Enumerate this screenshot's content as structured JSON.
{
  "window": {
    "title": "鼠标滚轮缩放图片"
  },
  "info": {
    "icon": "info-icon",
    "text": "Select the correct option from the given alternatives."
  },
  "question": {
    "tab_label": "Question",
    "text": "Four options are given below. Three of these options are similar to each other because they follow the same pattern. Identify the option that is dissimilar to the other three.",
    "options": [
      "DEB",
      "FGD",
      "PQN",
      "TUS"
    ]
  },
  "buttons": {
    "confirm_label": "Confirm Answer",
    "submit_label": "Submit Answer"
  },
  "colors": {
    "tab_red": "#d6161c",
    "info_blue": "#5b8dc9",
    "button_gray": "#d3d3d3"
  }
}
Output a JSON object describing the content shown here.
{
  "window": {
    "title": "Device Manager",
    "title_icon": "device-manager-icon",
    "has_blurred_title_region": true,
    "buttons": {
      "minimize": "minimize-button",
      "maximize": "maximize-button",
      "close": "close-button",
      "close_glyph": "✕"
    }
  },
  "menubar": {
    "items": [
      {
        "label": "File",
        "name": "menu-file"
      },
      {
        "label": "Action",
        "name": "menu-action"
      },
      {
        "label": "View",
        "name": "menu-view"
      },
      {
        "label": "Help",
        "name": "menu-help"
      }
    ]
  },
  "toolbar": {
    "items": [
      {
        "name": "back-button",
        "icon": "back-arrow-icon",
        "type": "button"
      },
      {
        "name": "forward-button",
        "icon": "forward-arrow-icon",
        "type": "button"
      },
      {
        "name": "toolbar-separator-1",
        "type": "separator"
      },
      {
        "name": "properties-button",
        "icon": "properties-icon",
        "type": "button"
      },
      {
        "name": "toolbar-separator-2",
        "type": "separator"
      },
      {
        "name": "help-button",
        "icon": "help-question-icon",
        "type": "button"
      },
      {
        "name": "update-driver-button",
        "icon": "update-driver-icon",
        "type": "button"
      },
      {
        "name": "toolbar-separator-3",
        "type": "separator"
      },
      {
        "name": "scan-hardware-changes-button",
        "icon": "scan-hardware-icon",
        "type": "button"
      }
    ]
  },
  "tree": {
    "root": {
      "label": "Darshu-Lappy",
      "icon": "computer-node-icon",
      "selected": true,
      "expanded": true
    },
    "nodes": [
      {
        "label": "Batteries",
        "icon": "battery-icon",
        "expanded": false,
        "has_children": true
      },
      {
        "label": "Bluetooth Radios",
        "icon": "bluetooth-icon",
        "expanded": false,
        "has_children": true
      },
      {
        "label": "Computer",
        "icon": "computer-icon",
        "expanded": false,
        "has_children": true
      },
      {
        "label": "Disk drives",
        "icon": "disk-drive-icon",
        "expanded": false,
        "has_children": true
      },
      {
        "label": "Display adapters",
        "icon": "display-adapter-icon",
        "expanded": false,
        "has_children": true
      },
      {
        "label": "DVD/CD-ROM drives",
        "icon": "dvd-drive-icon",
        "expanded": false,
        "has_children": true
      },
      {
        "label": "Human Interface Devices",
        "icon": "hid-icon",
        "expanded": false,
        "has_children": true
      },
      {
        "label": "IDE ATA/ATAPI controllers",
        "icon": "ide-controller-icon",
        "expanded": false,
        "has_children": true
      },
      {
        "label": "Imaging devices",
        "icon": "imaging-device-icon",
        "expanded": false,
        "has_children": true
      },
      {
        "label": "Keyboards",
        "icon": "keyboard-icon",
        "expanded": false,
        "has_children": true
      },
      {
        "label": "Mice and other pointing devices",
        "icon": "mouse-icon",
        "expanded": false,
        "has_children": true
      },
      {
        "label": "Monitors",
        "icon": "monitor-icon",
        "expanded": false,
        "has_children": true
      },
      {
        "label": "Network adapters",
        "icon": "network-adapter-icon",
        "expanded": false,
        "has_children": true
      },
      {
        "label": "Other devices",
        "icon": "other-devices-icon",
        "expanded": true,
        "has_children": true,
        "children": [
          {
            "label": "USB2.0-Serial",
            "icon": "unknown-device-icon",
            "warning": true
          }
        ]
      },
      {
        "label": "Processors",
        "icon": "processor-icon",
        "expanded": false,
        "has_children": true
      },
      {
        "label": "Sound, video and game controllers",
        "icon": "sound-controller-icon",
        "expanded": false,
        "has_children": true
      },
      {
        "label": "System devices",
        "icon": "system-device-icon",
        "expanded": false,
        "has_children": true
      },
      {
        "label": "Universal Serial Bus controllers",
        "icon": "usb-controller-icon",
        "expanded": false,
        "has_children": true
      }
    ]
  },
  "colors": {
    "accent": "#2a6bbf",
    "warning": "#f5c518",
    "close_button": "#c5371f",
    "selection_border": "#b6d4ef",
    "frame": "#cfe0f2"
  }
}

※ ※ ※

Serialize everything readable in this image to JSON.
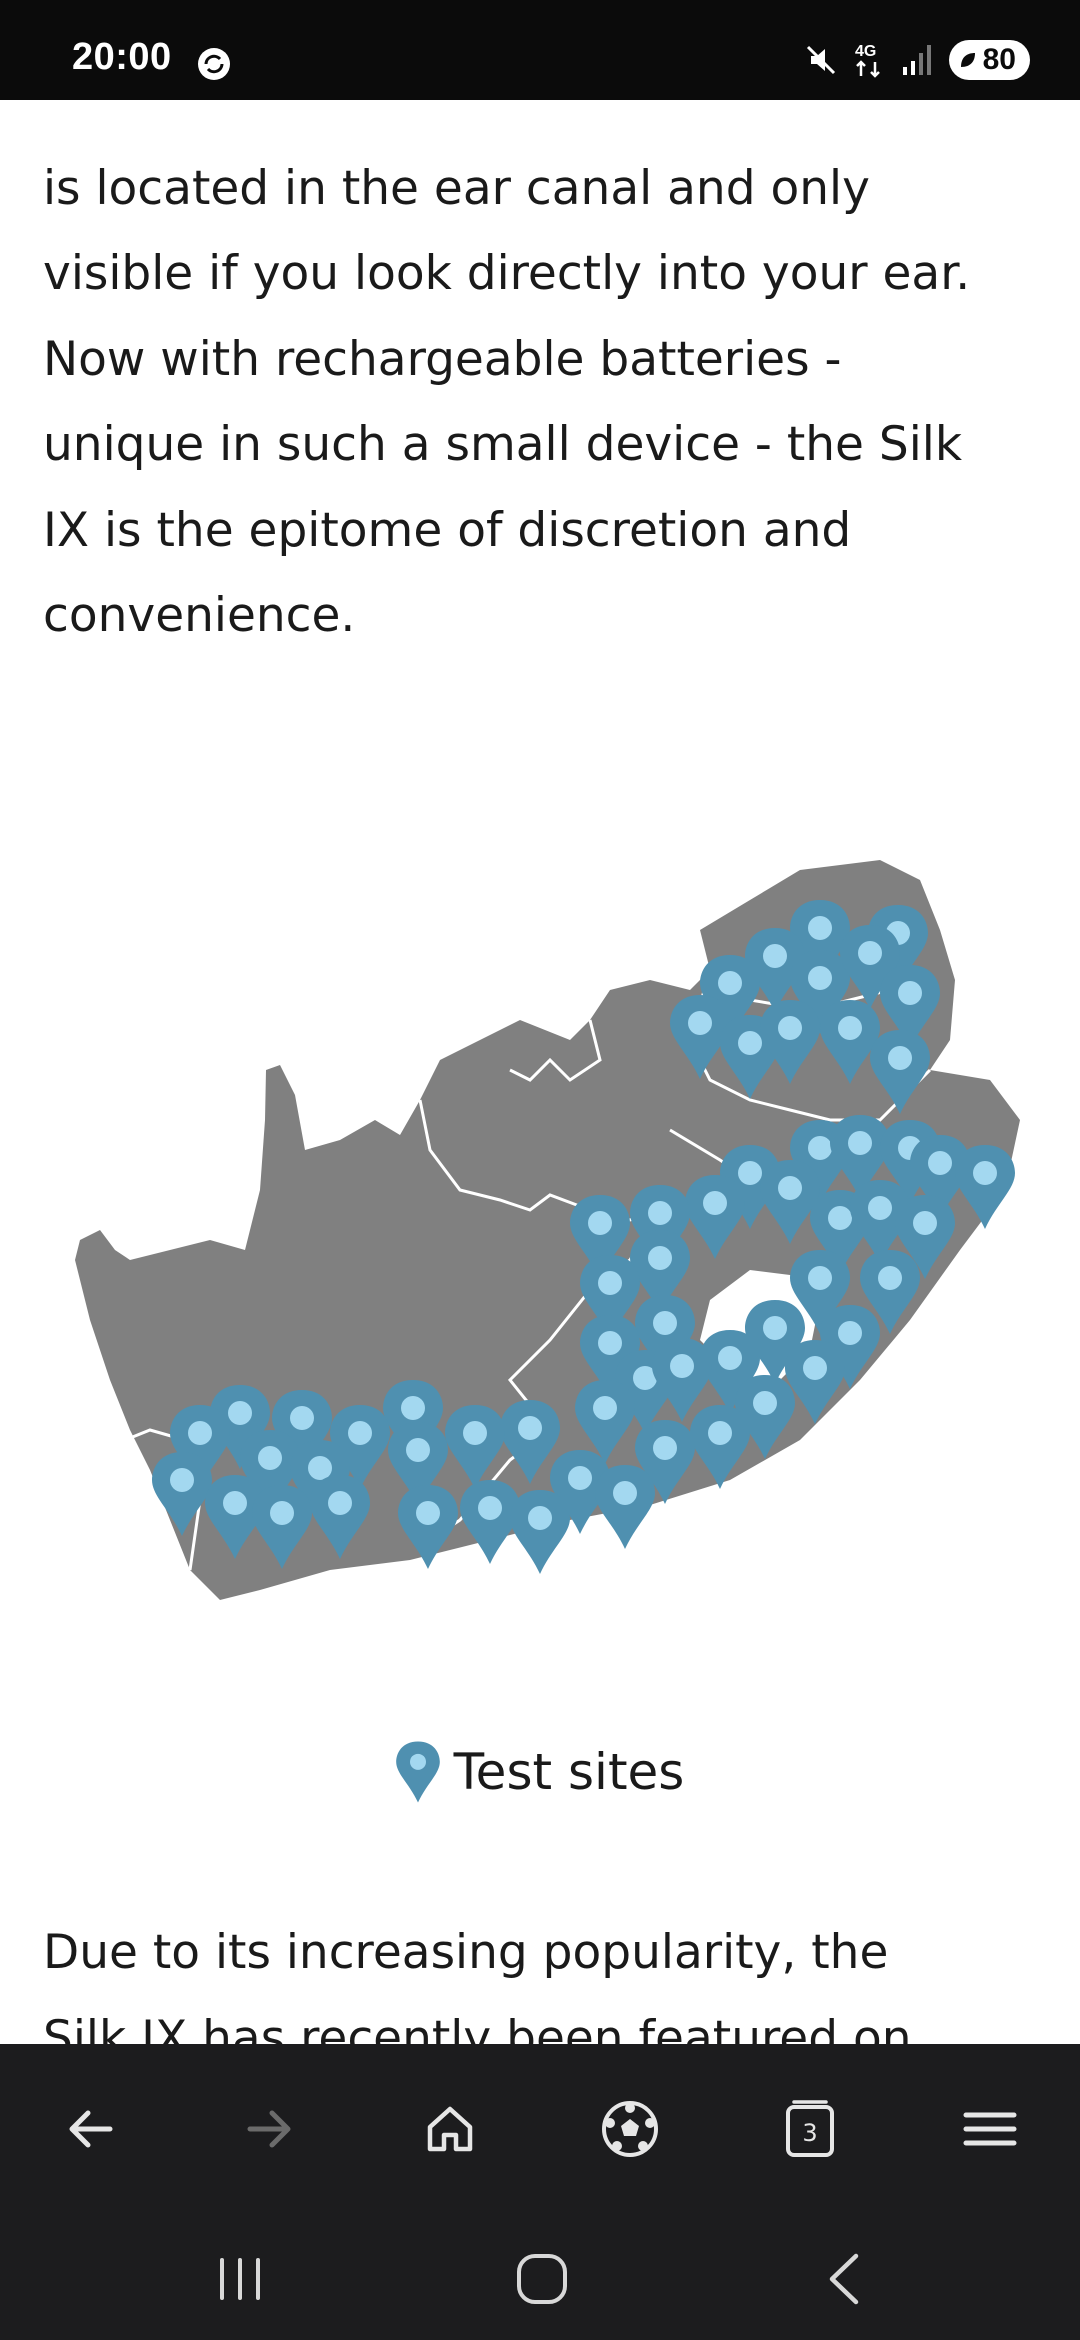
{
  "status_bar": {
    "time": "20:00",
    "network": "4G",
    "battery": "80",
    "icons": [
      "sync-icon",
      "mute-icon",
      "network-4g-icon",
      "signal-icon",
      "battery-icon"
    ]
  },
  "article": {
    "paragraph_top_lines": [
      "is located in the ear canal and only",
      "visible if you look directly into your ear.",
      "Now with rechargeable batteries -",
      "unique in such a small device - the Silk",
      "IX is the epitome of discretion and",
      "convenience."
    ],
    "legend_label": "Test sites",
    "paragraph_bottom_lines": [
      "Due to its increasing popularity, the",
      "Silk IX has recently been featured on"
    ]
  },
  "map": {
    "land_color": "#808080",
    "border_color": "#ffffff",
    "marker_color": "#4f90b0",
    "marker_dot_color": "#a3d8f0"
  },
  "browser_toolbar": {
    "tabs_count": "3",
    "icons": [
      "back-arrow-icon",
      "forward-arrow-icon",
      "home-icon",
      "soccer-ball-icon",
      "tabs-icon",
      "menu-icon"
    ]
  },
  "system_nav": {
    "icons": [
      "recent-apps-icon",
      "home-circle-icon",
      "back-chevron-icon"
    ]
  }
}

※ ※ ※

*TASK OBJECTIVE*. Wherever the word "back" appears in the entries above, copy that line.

*RESULT*.
        "name": "back-button",
        "icon": "back-arrow-icon",
      "back-arrow-icon",
      "back-chevron-icon"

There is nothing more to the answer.